• **Supplied entries**
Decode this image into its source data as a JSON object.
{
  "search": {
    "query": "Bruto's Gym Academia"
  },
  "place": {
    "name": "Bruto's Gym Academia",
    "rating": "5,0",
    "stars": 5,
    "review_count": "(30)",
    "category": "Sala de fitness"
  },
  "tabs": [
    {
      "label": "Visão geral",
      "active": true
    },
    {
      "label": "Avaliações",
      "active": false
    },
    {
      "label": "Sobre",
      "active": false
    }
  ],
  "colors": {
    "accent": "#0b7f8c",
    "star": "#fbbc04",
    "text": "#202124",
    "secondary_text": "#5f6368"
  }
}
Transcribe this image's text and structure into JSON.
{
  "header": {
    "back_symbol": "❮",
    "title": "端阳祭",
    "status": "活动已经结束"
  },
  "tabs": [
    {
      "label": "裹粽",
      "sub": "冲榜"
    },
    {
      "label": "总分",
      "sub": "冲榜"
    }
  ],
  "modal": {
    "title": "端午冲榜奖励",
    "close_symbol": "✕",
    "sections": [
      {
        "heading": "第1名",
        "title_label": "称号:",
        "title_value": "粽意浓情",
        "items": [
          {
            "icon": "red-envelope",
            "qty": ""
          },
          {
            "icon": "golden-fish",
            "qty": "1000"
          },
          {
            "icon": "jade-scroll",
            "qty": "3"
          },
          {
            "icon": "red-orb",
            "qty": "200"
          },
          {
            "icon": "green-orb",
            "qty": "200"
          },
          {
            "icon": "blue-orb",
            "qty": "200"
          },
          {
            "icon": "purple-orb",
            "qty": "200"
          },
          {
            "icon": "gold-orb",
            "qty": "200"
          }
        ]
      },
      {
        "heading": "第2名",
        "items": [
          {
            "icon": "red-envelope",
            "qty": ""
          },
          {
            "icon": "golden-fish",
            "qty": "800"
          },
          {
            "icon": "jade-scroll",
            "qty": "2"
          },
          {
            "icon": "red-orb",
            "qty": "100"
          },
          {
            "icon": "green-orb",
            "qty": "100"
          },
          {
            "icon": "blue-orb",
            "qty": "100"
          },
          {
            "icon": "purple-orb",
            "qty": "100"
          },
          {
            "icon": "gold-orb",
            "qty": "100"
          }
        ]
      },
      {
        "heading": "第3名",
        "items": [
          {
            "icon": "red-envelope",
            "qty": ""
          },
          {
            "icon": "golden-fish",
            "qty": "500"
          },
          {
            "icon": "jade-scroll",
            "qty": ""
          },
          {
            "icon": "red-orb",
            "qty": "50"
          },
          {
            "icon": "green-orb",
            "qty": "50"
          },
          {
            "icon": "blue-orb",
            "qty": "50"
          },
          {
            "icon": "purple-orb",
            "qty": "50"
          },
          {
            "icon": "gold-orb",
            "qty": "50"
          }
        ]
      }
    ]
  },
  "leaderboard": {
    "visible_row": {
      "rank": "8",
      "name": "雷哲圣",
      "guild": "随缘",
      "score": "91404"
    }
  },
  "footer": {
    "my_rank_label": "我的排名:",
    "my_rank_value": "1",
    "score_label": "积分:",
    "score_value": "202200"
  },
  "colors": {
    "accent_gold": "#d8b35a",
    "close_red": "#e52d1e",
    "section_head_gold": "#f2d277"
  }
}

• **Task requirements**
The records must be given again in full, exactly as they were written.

• **Exercise output**
Decode this image into its source data as a JSON object.
{
  "search": {
    "query": "Bruto's Gym Academia"
  },
  "place": {
    "name": "Bruto's Gym Academia",
    "rating": "5,0",
    "stars": 5,
    "review_count": "(30)",
    "category": "Sala de fitness"
  },
  "tabs": [
    {
      "label": "Visão geral",
      "active": true
    },
    {
      "label": "Avaliações",
      "active": false
    },
    {
      "label": "Sobre",
      "active": false
    }
  ],
  "colors": {
    "accent": "#0b7f8c",
    "star": "#fbbc04",
    "text": "#202124",
    "secondary_text": "#5f6368"
  }
}
Transcribe this image's text and structure into JSON.
{
  "header": {
    "back_symbol": "❮",
    "title": "端阳祭",
    "status": "活动已经结束"
  },
  "tabs": [
    {
      "label": "裹粽",
      "sub": "冲榜"
    },
    {
      "label": "总分",
      "sub": "冲榜"
    }
  ],
  "modal": {
    "title": "端午冲榜奖励",
    "close_symbol": "✕",
    "sections": [
      {
        "heading": "第1名",
        "title_label": "称号:",
        "title_value": "粽意浓情",
        "items": [
          {
            "icon": "red-envelope",
            "qty": ""
          },
          {
            "icon": "golden-fish",
            "qty": "1000"
          },
          {
            "icon": "jade-scroll",
            "qty": "3"
          },
          {
            "icon": "red-orb",
            "qty": "200"
          },
          {
            "icon": "green-orb",
            "qty": "200"
          },
          {
            "icon": "blue-orb",
            "qty": "200"
          },
          {
            "icon": "purple-orb",
            "qty": "200"
          },
          {
            "icon": "gold-orb",
            "qty": "200"
          }
        ]
      },
      {
        "heading": "第2名",
        "items": [
          {
            "icon": "red-envelope",
            "qty": ""
          },
          {
            "icon": "golden-fish",
            "qty": "800"
          },
          {
            "icon": "jade-scroll",
            "qty": "2"
          },
          {
            "icon": "red-orb",
            "qty": "100"
          },
          {
            "icon": "green-orb",
            "qty": "100"
          },
          {
            "icon": "blue-orb",
            "qty": "100"
          },
          {
            "icon": "purple-orb",
            "qty": "100"
          },
          {
            "icon": "gold-orb",
            "qty": "100"
          }
        ]
      },
      {
        "heading": "第3名",
        "items": [
          {
            "icon": "red-envelope",
            "qty": ""
          },
          {
            "icon": "golden-fish",
            "qty": "500"
          },
          {
            "icon": "jade-scroll",
            "qty": ""
          },
          {
            "icon": "red-orb",
            "qty": "50"
          },
          {
            "icon": "green-orb",
            "qty": "50"
          },
          {
            "icon": "blue-orb",
            "qty": "50"
          },
          {
            "icon": "purple-orb",
            "qty": "50"
          },
          {
            "icon": "gold-orb",
            "qty": "50"
          }
        ]
      }
    ]
  },
  "leaderboard": {
    "visible_row": {
      "rank": "8",
      "name": "雷哲圣",
      "guild": "随缘",
      "score": "91404"
    }
  },
  "footer": {
    "my_rank_label": "我的排名:",
    "my_rank_value": "1",
    "score_label": "积分:",
    "score_value": "202200"
  },
  "colors": {
    "accent_gold": "#d8b35a",
    "close_red": "#e52d1e",
    "section_head_gold": "#f2d277"
  }
}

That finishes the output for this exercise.